Yes I do make the videos my-self and if people don't have time to watch the video, I've added the script so people can just read through it much more quickly. Hopefully this will be off some help for Christians who have wondered how to answer such an objection.
Nice sceptic - Hi, I am a nice sceptic
Christian- Hi, I am a Christian
Nice sceptic - If Christians are right about what they believe, how come so many Christians have committed so many atrocities in the name of Christianity?
Christian - That is a really good question, it’s important to note that even sceptics like yourself notice that what many so called Christians have done is in complete contrast to what Jesus actually taught his followers. Jesus taught his followers to Love their enemies and pray for those who persecute them. He told us to love and treat our neighbour as our selves, and gives an example of this in practice in his parable of the Good Samaritan. People must ignore Jesus words to do horrible things, not obey them!
Nice sceptic - Okay, but surely you must understand that this is a major barrier for some people? You will have to be quick; my bus will be here soon.

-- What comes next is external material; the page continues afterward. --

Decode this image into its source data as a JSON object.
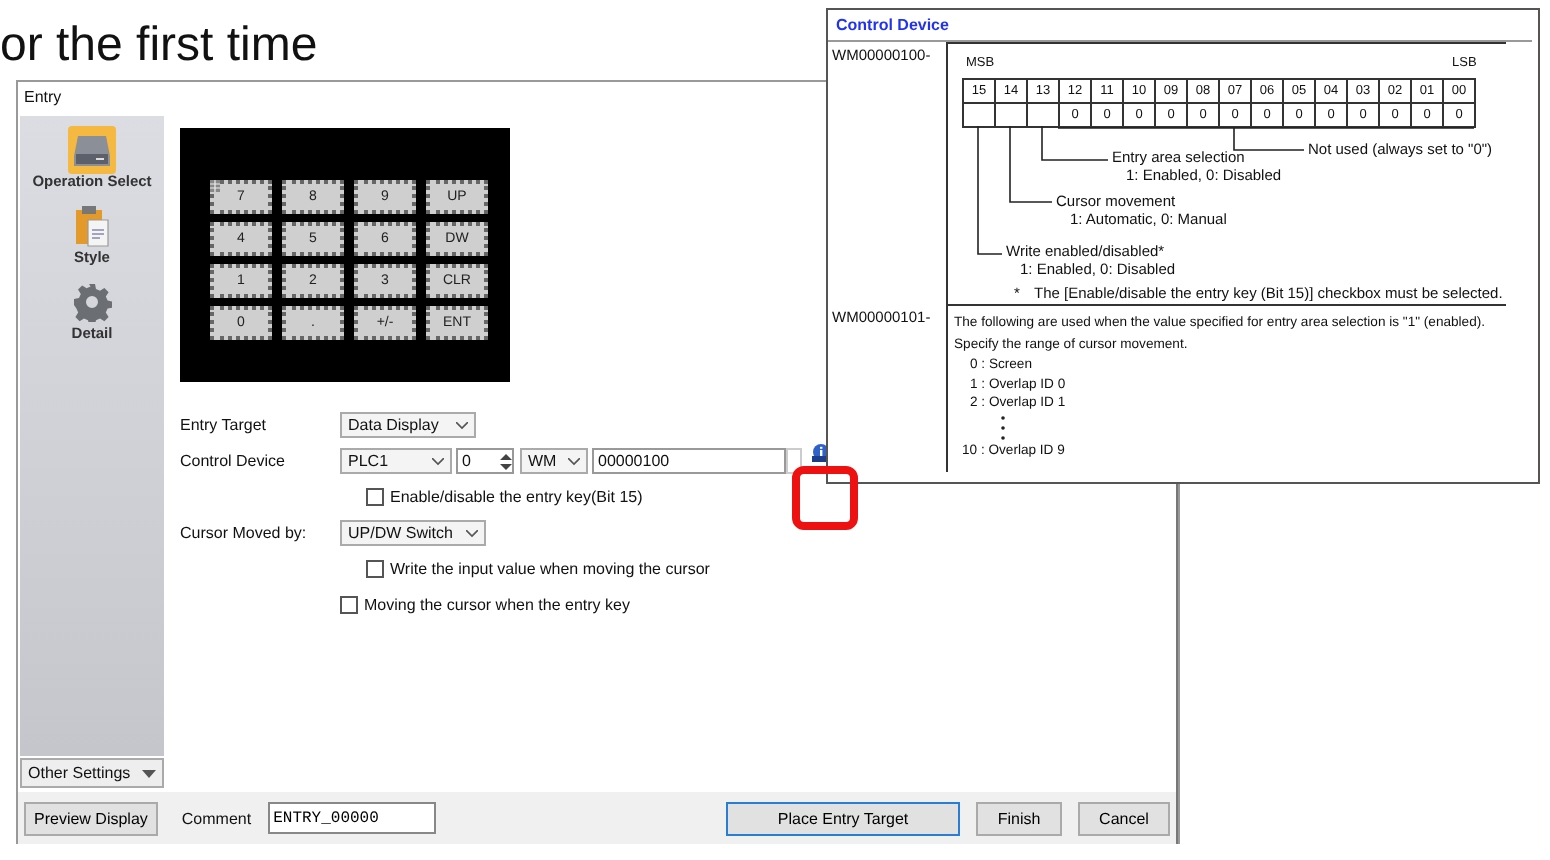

Christian - It’s important to understand that the truthfulness of something can't be falsified simply on the basis of what those who have labelled themselves as part of that group have, or haven't done.
Nice sceptic - Go on.
Christian - Well imagine that I just list all the bad things people have done who have labelled themselves as Atheists, and I use that as a reason to dismiss their claims. That would be unfair to Atheists, and it says nothing about whether what they believe is true or false. If we use the bad things people have done to prove them wrong, does that then mean we can name all the good things Christians have been responsible for, and conclude that Christianity must be true?
Nice sceptic - No I suppose not, if the argument cuts both ways and results in different conclusions, I suppose it is really a bad argument to use.
Christian - Christians are not perfect, and thankfully our salvation doesn't rest on us being good enough, but instead on Jesus' perfection and sacrifice on the cross, which allows us to seek God’s forgiveness. It’s important to remember that not everyone who calls themselves a Christian always is. Some people call themselves Christians simply because they live in the West, or they think they are still part of a Christian culture. Not necessarily because they are followers of Jesus, who have sought him for forgiveness and are seeking to obey what he taught. Historically there have always been people who have been part of the Church who have been there out of convenience rather than conviction.
Nice sceptic - Yes I suppose there’s some truth in that, before I was an Atheist my parents used to take me to Church, and I used to describe myself as a Christian, but I never believed any of it. I guess just going to Church doesn't make you a Christian either.
Christian - Yes you are right, but there is no denying that what you believe will have some affect on how you behave. Jesus taught that people will recognise his followers by their love for people, not for committing atrocities.
Nice sceptic - Well I have many other problems with Christianity, so even if I am mistaken with this argument, I still have plenty more questions to ask you when I have time.
Christian - One more quick example before your bus gets here, many people here in the UK considered themselves Christians for hundreds of years, often with little regard to whether or not they obeyed and lived how Jesus taught. Biblical language and rhetoric was simply part of the culture, this was because it was primarily the literature that everyone knew some part of. This is why it was so easy for people to misuse the Bible and use Jesus as the reason for their acts of evil. For every one person who has called themselves a Christian, and been part of some historical atrocity, there will be ten thousand people who have changed the world for the better in ways many people today don't appreciate. Whether that be through founding the first universities, schools for boys and girls, hospitals, charities, putting an end to modern slavery, creating a rational world-view that supported science, or standing up for the rights of infants and women.
Nice sceptic - Thanks for your time; my bus is here now, until next time. Bye.
Christian - Good to talk to you nice sceptic, bye.
It is still a pretty major argument, and not one to dismiss quite so trivially. In most cases it is true that the moral behaviour of the members or indeed even leader of a group doesn't determine whether that group is right. That's the foundation assumption which makes the ad hominem fallacy the error it is.ReplyDelete
However, as Christians we do claim that Christianity changes lives, and Christianity has an intrinsic moral component. We're therefore more susceptable to the assertion that it doesn't change them, at least not in the way we suppose. There's also the small matter that many bits of the Bible do seem to support attrocities of some sort or another.
A bit more depth for this question is a must.
Also, beware of the "no true scottsman" fallacy.
Josiah, thanks for your feed-back, it was just meant to be a brief introduction for people who wanted to know a few responses to the question, so nothing too in depth intended. However I will write a more complete and robust response at a later date, including why I don't think the no true Scotsman fallacy is applicable as I wouldn't argue that no true Christian could do something evil only that they are not justified in doing so, especially in light of what Jesus has said. The issue is people not doing what Jesus has taught, the matter of 'bits of the Bible' that on the surface support such atrocities will be dealt with on here soon. Its important to remember that such commands were/are descriptive and not prescriptive statements unlike those say in the Koran for example.ReplyDelete
Thanks for your thoughts once again.